However, from the equity perspective, in the long run, it may not be ideal for a country to maintain a parallel system whereby the privileged go to and continue formal schools, and the more disadvantaged get alternative education. For young people who have experienced alternative education, the lack of equivalence with formal examinations and accreditation can be a disadvantage later on. In many countries, more and better education often means greater opportunities in life, be it regards to work, or to other aspects of life. Ideally, alternative education programs include pathways back to formal schooling.  At the same time, formal education may need to cater more to the needs of older adolescents and disadvantaged.
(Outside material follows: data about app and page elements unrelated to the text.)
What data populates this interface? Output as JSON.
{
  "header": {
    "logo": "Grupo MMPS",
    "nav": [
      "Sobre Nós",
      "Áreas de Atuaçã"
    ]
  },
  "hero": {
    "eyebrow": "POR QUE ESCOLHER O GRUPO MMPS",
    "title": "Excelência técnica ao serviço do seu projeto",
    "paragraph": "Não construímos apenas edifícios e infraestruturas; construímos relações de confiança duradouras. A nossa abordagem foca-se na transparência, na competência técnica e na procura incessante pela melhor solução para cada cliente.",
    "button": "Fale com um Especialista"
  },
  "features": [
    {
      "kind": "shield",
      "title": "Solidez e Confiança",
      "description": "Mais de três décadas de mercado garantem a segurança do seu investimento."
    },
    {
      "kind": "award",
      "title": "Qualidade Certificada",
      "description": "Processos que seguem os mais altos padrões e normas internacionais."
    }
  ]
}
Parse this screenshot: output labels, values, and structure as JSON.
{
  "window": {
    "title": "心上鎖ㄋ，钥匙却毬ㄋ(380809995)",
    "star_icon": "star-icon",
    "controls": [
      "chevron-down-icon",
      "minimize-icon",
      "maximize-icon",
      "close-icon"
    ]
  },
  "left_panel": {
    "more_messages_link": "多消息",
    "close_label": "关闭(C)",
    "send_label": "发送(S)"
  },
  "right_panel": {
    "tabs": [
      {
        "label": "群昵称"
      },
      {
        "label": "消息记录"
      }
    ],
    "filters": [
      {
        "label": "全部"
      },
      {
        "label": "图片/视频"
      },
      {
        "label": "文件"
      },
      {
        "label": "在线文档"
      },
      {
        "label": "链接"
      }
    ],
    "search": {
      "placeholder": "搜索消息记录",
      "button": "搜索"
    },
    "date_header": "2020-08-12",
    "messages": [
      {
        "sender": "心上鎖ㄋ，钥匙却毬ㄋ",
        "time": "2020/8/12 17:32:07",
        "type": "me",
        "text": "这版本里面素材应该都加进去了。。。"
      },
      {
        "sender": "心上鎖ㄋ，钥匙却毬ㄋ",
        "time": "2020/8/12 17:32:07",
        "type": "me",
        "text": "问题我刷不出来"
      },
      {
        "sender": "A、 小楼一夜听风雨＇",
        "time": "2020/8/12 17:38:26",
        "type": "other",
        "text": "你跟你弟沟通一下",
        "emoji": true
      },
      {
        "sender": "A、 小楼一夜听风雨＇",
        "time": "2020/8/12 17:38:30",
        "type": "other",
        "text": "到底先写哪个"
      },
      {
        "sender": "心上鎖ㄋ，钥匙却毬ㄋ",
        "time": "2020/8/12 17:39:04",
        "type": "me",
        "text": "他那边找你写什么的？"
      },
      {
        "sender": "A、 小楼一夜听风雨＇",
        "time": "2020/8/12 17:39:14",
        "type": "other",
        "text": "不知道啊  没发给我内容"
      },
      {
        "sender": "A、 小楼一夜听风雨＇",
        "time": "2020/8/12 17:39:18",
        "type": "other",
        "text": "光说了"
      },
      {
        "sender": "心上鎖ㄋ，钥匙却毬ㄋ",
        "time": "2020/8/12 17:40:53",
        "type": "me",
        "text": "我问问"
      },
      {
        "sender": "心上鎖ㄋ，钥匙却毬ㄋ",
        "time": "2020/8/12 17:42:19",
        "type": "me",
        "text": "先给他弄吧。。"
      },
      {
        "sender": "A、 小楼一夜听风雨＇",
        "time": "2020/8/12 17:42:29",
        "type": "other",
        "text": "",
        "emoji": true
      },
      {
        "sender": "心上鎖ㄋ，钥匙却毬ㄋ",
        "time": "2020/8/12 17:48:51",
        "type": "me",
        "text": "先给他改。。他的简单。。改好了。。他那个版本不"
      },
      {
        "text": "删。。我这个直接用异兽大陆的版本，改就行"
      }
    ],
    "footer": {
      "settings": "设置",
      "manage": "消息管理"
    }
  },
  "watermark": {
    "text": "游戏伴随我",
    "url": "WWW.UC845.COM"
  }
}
Some alternative education programs seem to meet the needs of children well, for example offering a condensed curriculum, offering flexible timing and links to apprenticeships and skills training that can link young people with the local job market. Indeed, if children feel that schools would not increase their chances of improving their future lives, they likely would not want to sacrifice an income generating opportunity for an education.



Women Deliver: What about the question of data? Do we need better, different, more data to develop the truly impactful solutions?

Aya Kibesaki: Data can help identify, and target those children who are not accessing school, or dropping out. It can help identify and target regions/districts and schools that do not have enabling learning conditions such as good classrooms, textbooks being available, and teachers being trained. Data can also tell us which groups are doing well and which groups are lagging behind in order to support the development of targeted interventions and more equitable resources allocations to help ensure no one is left behind.

In order to be optimally useful, data on education outcomes should be disaggregated not only by sex but by region and by other factors such as disability and socio-economic status where possible, and should be paired with environmental data on the classroom and teaching. This way a Ministry of Education can be equipped to identify who is disadvantaged where, and what environmental (supply-side) factors are most influential in supporting students.

On the other hand, Ministries of Education can suffer from collecting too much data which is then not fully utilized or from being unable to collect reliable data to inform policy making and investments. And there are limitations to what data can tell us. One has to understand the limitations of data, and that girls’ education might sometimes be impacted by things such as violence in and outside of classrooms, early marriage and pregnancy, and social norms.